"But read the book too—the little essays on Gaza traditions, the profiles of cooks, farmers, fishermen, and food producers, the images of a still tormented history, all lend tremendous weight to its appeal. I guarantee you will come away with a renewed respect for the spirit and resilience of the people of Gaza. Not just a cookbook, The Gaza Kitchen is a reflection of a unique group of people at an important moment in their history. And as such, of course, it is a reflection of all of us, of our common humanity."
An important book on an egregiously under appreciated, under-reported area of gastronomy. This is old school in the best possible meaning of the term.
Intriguing, homely and delicious, the recipes are familiar as broadly Middle Eastern but they are distinctively Palestinian and many also uniquely of Gaza—with more pronounced flavours, more herby, spicy, peppery, lemony, than those of their regional neighbours. We also get from this very special book a rare insight into the intimate everyday lives of engaging people who grow vegetables and herbs and raise pigeons and rabbits on their rooftops even as they lament their predicament.
The people in this moving, mouthwatering book transform humble ingredients like garlic and dill into recipes for survival.

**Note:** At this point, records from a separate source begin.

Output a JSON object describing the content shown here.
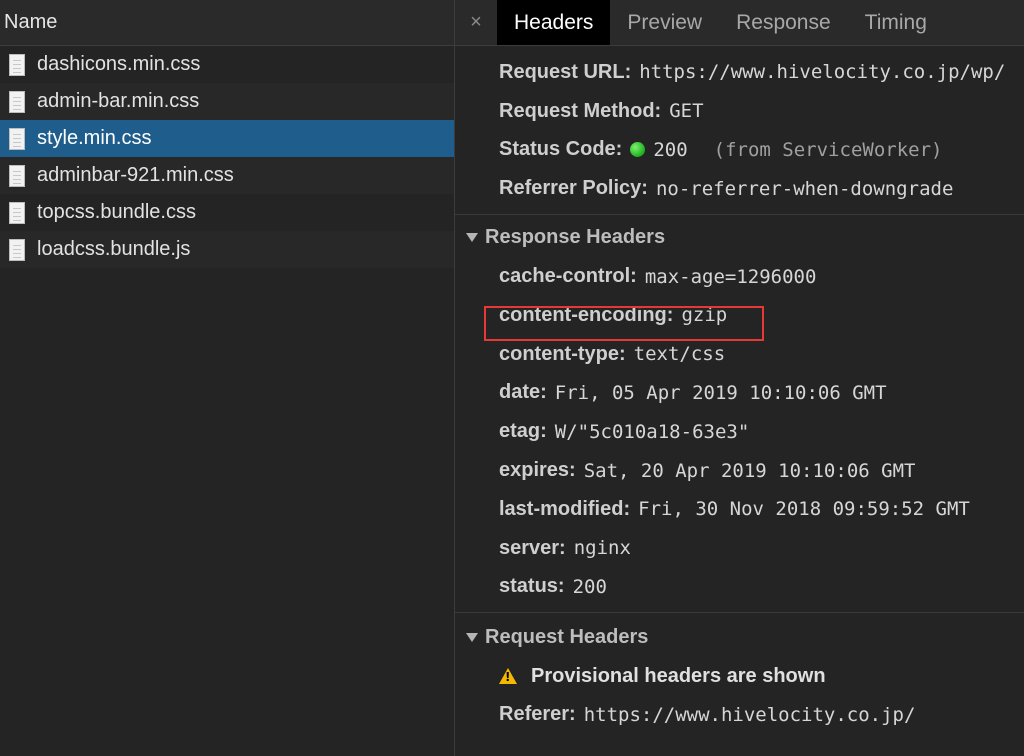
{
  "left_panel": {
    "header": "Name",
    "files": [
      {
        "name": "dashicons.min.css",
        "selected": false
      },
      {
        "name": "admin-bar.min.css",
        "selected": false
      },
      {
        "name": "style.min.css",
        "selected": true
      },
      {
        "name": "adminbar-921.min.css",
        "selected": false
      },
      {
        "name": "topcss.bundle.css",
        "selected": false
      },
      {
        "name": "loadcss.bundle.js",
        "selected": false
      }
    ]
  },
  "tabs": {
    "close": "×",
    "items": [
      "Headers",
      "Preview",
      "Response",
      "Timing"
    ],
    "active": "Headers"
  },
  "general": {
    "request_url_key": "Request URL:",
    "request_url_value": "https://www.hivelocity.co.jp/wp/",
    "request_method_key": "Request Method:",
    "request_method_value": "GET",
    "status_code_key": "Status Code:",
    "status_code_value": "200",
    "status_code_note": "(from ServiceWorker)",
    "referrer_policy_key": "Referrer Policy:",
    "referrer_policy_value": "no-referrer-when-downgrade"
  },
  "response_headers": {
    "title": "Response Headers",
    "items": [
      {
        "key": "cache-control:",
        "value": "max-age=1296000"
      },
      {
        "key": "content-encoding:",
        "value": "gzip"
      },
      {
        "key": "content-type:",
        "value": "text/css"
      },
      {
        "key": "date:",
        "value": "Fri, 05 Apr 2019 10:10:06 GMT"
      },
      {
        "key": "etag:",
        "value": "W/\"5c010a18-63e3\""
      },
      {
        "key": "expires:",
        "value": "Sat, 20 Apr 2019 10:10:06 GMT"
      },
      {
        "key": "last-modified:",
        "value": "Fri, 30 Nov 2018 09:59:52 GMT"
      },
      {
        "key": "server:",
        "value": "nginx"
      },
      {
        "key": "status:",
        "value": "200"
      }
    ]
  },
  "request_headers": {
    "title": "Request Headers",
    "warning": "Provisional headers are shown",
    "referer_key": "Referer:",
    "referer_value": "https://www.hivelocity.co.jp/"
  },
  "colors": {
    "selected_row": "#1f5e8c",
    "highlight_box": "#e53935",
    "status_dot": "#2ecc40",
    "warning_icon": "#f5b800"
  }
}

A wise, generous, and fearless exploration of how Gazans use food, even under incredible hardship, with strength and grace.
A refreshing, new angle on Gaza's story. This splendid book will make your mouth water and show you the wonders of a rich, yet simple cuisine undimmed by years of a cruel and pointless siege. A tribute to its authors and a celebration of Gaza's brave and undaunted people.
I have never seen a cookbook like The Gaza Kitchen. And that is a shame because this is exactly as a cookbook should be. It is a guide to knowing a place—its tastes, its ecology, its struggles and its spirit—through the food that people share there. It has changed how I cook, and it has filled me with respect for the ways in which food traditions create power and resilience in the face of adversity.
The Gaza Kitchen is a remarkable hybrid: a richly researched, elegantly written cookbook, it’s also a moving chronicle of the people whose food it describes. El-Haddad and Schmitt don’t avoid difficult political questions; neither do they fixate on them. Like the down-to-earth Gazan home cooks whose often surprising recipes they’ve recorded, they convey with sensitivity and a contagious kind of delight the way life somehow goes on, even with joy, amid the greatest hardships.